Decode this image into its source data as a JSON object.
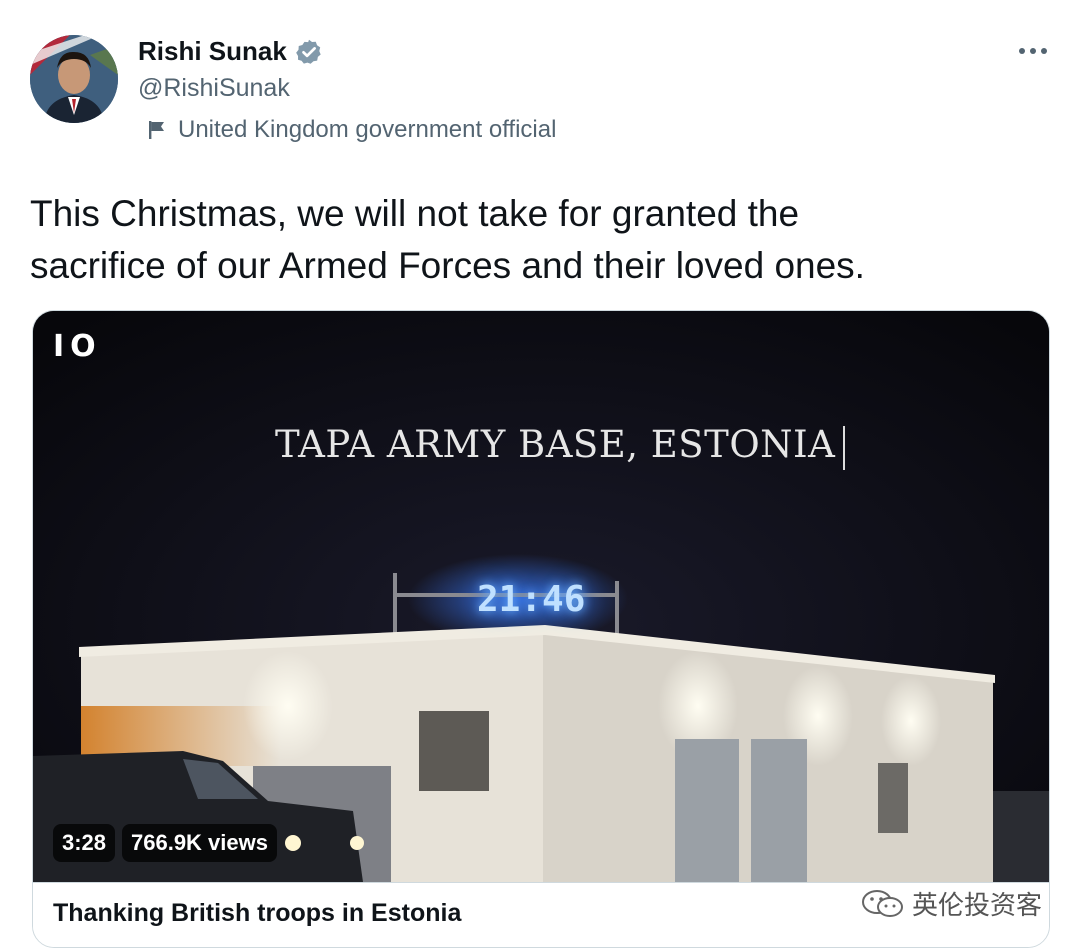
{
  "author": {
    "name": "Rishi Sunak",
    "handle": "@RishiSunak",
    "label": "United Kingdom government official",
    "verified_icon": "verified-badge-icon",
    "label_icon": "flag-icon"
  },
  "tweet": {
    "text_line1": "This Christmas, we will not take for granted the",
    "text_line2": "sacrifice of our Armed Forces and their loved ones."
  },
  "video": {
    "logo": "IO",
    "overlay_title": "TAPA ARMY BASE, ESTONIA",
    "clock": "21:46",
    "duration": "3:28",
    "views": "766.9K views"
  },
  "card": {
    "title": "Thanking British troops in Estonia"
  },
  "watermark": {
    "text": "英伦投资客"
  },
  "colors": {
    "text_primary": "#0f1419",
    "text_secondary": "#536471",
    "verified": "#829aab",
    "border": "#cfd9de"
  }
}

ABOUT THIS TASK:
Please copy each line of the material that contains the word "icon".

SOLVED PROBLEM:
    "verified_icon": "verified-badge-icon",
    "label_icon": "flag-icon"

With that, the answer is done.